People with narcissistic personality disorder (NPD), histrionic personality disorder (HPD), and borderline personality disorder (BPD) engage in attention-seeking behaviors. The root cause is the nature of these disorders themselves and the individuals aren't always able to control their impulsive actions.
- Narcissistic personality disorder (NPD)
Narcissism is rooted in chronic low self-esteem which manifests in narcissistic behaviors, such as exaggerated speech and a sense of entitlement.
Narcissists are notorious for hijacking the conversation so as to redirect attention to themselves. These behaviors are designed to get attention and admiration, which helps boost their self-esteem.
- Histrionic personality disorder (HPD)
HPD is among a group of disorders called “dramatic personality disorders.” Seeking attention is a primary feature. People with HPD crave the spotlight, act overly dramatic or theatrical to get noticed and get upset when attention is shifted away from them.
Because they struggle with a distorted self-image and unstable emotions, there's an overwhelming need for approval and compliments to make them feel good about themselves.
- Borderline personality disorder (BPD)
BPD is also one of the dramatic personality disorders. Low self-esteem, unstable moods, and fear of abandonment are at the core of the disorder. Those factors help explain why those with BPD seek attention and validation in intense and disruptive ways.
However, negative attention-seeking, e.g., through angry outbursts, creates unstable relationships for people with BPD.
How to Respond When Someone Is Fishing for Compliments
Individuals fish for recognition and praise and use other tactics to make themselves the center of attention for various reasons. Many times, they do so in unhealthy and disturbing ways, whether on purpose or unconsciously. Friends and loved ones get tired of having to stroke their egos and may distance themselves.
I've seen articles that encourage us to change the topic or ignore or avoid these individuals. These are temporary solutions. They'll keep coming back, which can lead to more annoyance or anger. In fact, how would you feel if you were treated this way?
Empathetic Ways to Handle Attention-Seeking Adults
While avoiding and ignoring may work for strangers, these approaches aren't necessarily healthy solutions when the person involved is a family member. Instead, trying to understand the motivation behind the behavior allows you to empathize.
If the behavior is affecting you or your relationship, have a sit-down conversation. Explain what you've observed and how you feel. You might be the first to bring the practice to their attention. You could even encourage your loved one to seek behavioral therapy or try mindfulness and affirmations for building self-confidence.
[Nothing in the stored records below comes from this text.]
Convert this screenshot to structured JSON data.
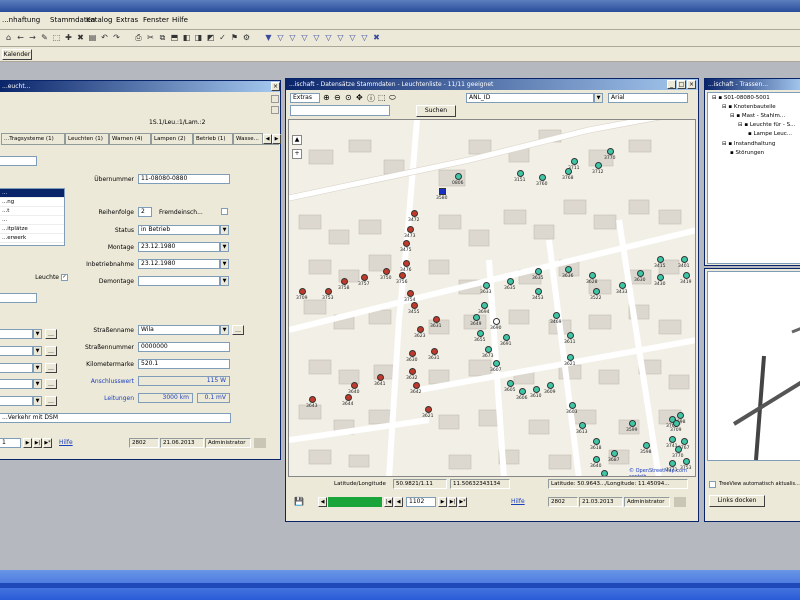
{
  "menu": {
    "items": [
      "...nhaftung",
      "Stammdaten",
      "Katalog",
      "Extras",
      "Fenster",
      "Hilfe"
    ]
  },
  "toolbar2": {
    "label": "Kalender"
  },
  "left_window": {
    "title": "...eucht...",
    "counter": "1S.1/Leu.:1/Lam.:2",
    "tabs": [
      "...Tragsysteme (1)",
      "Leuchten (1)",
      "Warnen (4)",
      "Lampen (2)",
      "Betrieb (1)",
      "Wasse..."
    ],
    "fields": {
      "uebernummer_label": "Übernummer",
      "uebernummer": "11-08080-0880",
      "reihenfolge_label": "Reihenfolge",
      "reihenfolge": "2",
      "fremdeinspeisung_label": "Fremdeinsch...",
      "status_label": "Status",
      "status": "in Betrieb",
      "montage_label": "Montage",
      "montage": "23.12.1980",
      "inbetriebnahme_label": "Inbetriebnahme",
      "inbetriebnahme": "23.12.1980",
      "demontage_label": "Demontage",
      "demontage": "",
      "strassenname_label": "Straßenname",
      "strassenname": "Wila",
      "strassennummer_label": "Straßennummer",
      "strassennummer": "0000000",
      "kilometermarke_label": "Kilometermarke",
      "kilometermarke": "520.1",
      "anschlusswert_label": "Anschlusswert",
      "anschlusswert": "115 W",
      "leitungen_label": "Leitungen",
      "leitungen": "3000 km",
      "leitungen_b": "0.1 mV",
      "checkbox_label": "Leuchte",
      "bottom_text": "...Verkehr mit DSM",
      "small_box": "0"
    },
    "list_items": [
      "...",
      "...ng",
      "...t",
      "...",
      "...itplätze",
      "...erwerk"
    ],
    "status": {
      "page": "1",
      "hilfe": "Hilfe",
      "c1": "2802",
      "c2": "21.06.2013",
      "c3": "Administrator"
    }
  },
  "map_window": {
    "title": "...ischaft - Datensätze Stammdaten - Leuchtenliste - 11/11 geeignet",
    "zoom": "Extras",
    "layer_select": "ANL_ID",
    "font_select": "Arial",
    "search_button": "Suchen",
    "coord_label_1": "Latitude/Longitude",
    "coord_1": "50.9821/1.11",
    "coord_2": "11.50632343134",
    "coord_right": "Latitude: 50.9643.../Longitude: 11.45094...",
    "credit": "© OpenStreetMap.com contrib.",
    "status": {
      "progress": "...",
      "page": "1102",
      "hilfe": "Hilfe",
      "c1": "2802",
      "c2": "21.03.2013",
      "c3": "Administrator"
    },
    "markers": [
      {
        "id": "0806",
        "type": "teal"
      },
      {
        "id": "3151",
        "type": "teal"
      },
      {
        "id": "3760",
        "type": "teal"
      },
      {
        "id": "3768",
        "type": "teal"
      },
      {
        "id": "3711",
        "type": "teal"
      },
      {
        "id": "3712",
        "type": "teal"
      },
      {
        "id": "3770",
        "type": "teal"
      },
      {
        "id": "3580",
        "type": "blue"
      },
      {
        "id": "3472",
        "type": "red"
      },
      {
        "id": "3473",
        "type": "red"
      },
      {
        "id": "3475",
        "type": "red"
      },
      {
        "id": "3476",
        "type": "red"
      },
      {
        "id": "3750",
        "type": "red"
      },
      {
        "id": "3757",
        "type": "red"
      },
      {
        "id": "3758",
        "type": "red"
      },
      {
        "id": "3709",
        "type": "red"
      },
      {
        "id": "3753",
        "type": "red"
      },
      {
        "id": "3756",
        "type": "red"
      },
      {
        "id": "3754",
        "type": "red"
      },
      {
        "id": "3455",
        "type": "red"
      },
      {
        "id": "3623",
        "type": "red"
      },
      {
        "id": "3631",
        "type": "red"
      },
      {
        "id": "3630",
        "type": "red"
      },
      {
        "id": "3631b",
        "type": "red"
      },
      {
        "id": "3632",
        "type": "red"
      },
      {
        "id": "3641",
        "type": "red"
      },
      {
        "id": "3640",
        "type": "red"
      },
      {
        "id": "3643",
        "type": "red"
      },
      {
        "id": "3644",
        "type": "red"
      },
      {
        "id": "3642",
        "type": "red"
      },
      {
        "id": "3621",
        "type": "red"
      },
      {
        "id": "3633",
        "type": "teal"
      },
      {
        "id": "3635",
        "type": "teal"
      },
      {
        "id": "3635b",
        "type": "teal"
      },
      {
        "id": "3636",
        "type": "teal"
      },
      {
        "id": "3628",
        "type": "teal"
      },
      {
        "id": "3522",
        "type": "teal"
      },
      {
        "id": "3433",
        "type": "teal"
      },
      {
        "id": "3630b",
        "type": "teal"
      },
      {
        "id": "3430",
        "type": "teal"
      },
      {
        "id": "3419",
        "type": "teal"
      },
      {
        "id": "3415",
        "type": "teal"
      },
      {
        "id": "3401",
        "type": "teal"
      },
      {
        "id": "3453",
        "type": "teal"
      },
      {
        "id": "3469",
        "type": "teal"
      },
      {
        "id": "3611",
        "type": "teal"
      },
      {
        "id": "3621b",
        "type": "teal"
      },
      {
        "id": "3694",
        "type": "teal"
      },
      {
        "id": "3649",
        "type": "teal"
      },
      {
        "id": "3655",
        "type": "teal"
      },
      {
        "id": "3673",
        "type": "teal"
      },
      {
        "id": "3607",
        "type": "teal"
      },
      {
        "id": "3605",
        "type": "teal"
      },
      {
        "id": "3606",
        "type": "teal"
      },
      {
        "id": "3610",
        "type": "teal"
      },
      {
        "id": "3609",
        "type": "teal"
      },
      {
        "id": "3603",
        "type": "teal"
      },
      {
        "id": "3613",
        "type": "teal"
      },
      {
        "id": "3618",
        "type": "teal"
      },
      {
        "id": "3640b",
        "type": "teal"
      },
      {
        "id": "3677",
        "type": "teal"
      },
      {
        "id": "3687",
        "type": "teal"
      },
      {
        "id": "3599",
        "type": "teal"
      },
      {
        "id": "3598",
        "type": "teal"
      },
      {
        "id": "3765",
        "type": "teal"
      },
      {
        "id": "3698",
        "type": "teal"
      },
      {
        "id": "3741",
        "type": "teal"
      },
      {
        "id": "3767",
        "type": "teal"
      },
      {
        "id": "3753b",
        "type": "teal"
      },
      {
        "id": "3771",
        "type": "teal"
      },
      {
        "id": "3709b",
        "type": "teal"
      },
      {
        "id": "3770b",
        "type": "teal"
      },
      {
        "id": "3690",
        "type": "white"
      },
      {
        "id": "3691",
        "type": "teal"
      }
    ]
  },
  "tree_window": {
    "title": "...ischaft - Trassen...",
    "items": [
      "S01-08080-5001",
      "Knotenbauteile",
      "Mast - Stahlm...",
      "Leuchte für - S...",
      "Lampe Leuc...",
      "Instandhaltung",
      "Störungen"
    ],
    "checkbox_label": "TreeView automatisch aktualis...",
    "button": "Links docken"
  },
  "colors": {
    "title_from": "#0a246a",
    "title_to": "#a6caf0",
    "marker_red": "#c0392b",
    "marker_teal": "#3ec7a7",
    "map_bg": "#f2efe6",
    "building": "#dcd8cf"
  }
}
A therapist can help your loved one get to the root of the problem. Behavioral therapy also involves providing tools to help them build self-esteem and self-validate.
Mindfulness is a technique your loved one can use to train themselves to recognize, in the present moment, when they're about to solicit admiration. They'll be able to catch themselves and tame the desire for the spotlight.
Affirmations are phrases spoken to affirm positive beliefs about yourself. Some are specifically intended to help boost self-confidence and self-esteem. Here are a few examples. “I am a good person, and I don’t need to prove it to anyone.” “I approve of myself, and that’s the only approval I need.”
Final Thoughts on Fishing for Compliments and Seeking Attention
Look at me! Dealing with individuals who, essentially, keep begging you to look at, feel sorry for, or compliment them can be a major turn-off.
Remember, it's often done unconsciously, particularly by those with histrionic, borderline, and narcissistic personality disorders. In such cases, you can't help but empathize with them. And if you recognize ongoing attention-seeking behaviors in yourself, there are things you can do to overcome this.
For starters, you can work on building self-confidence or speak with a behavioral therapist. One final piece of advice, Don’t Beg for Attention in a Relationship: 9 Things to Do Instead.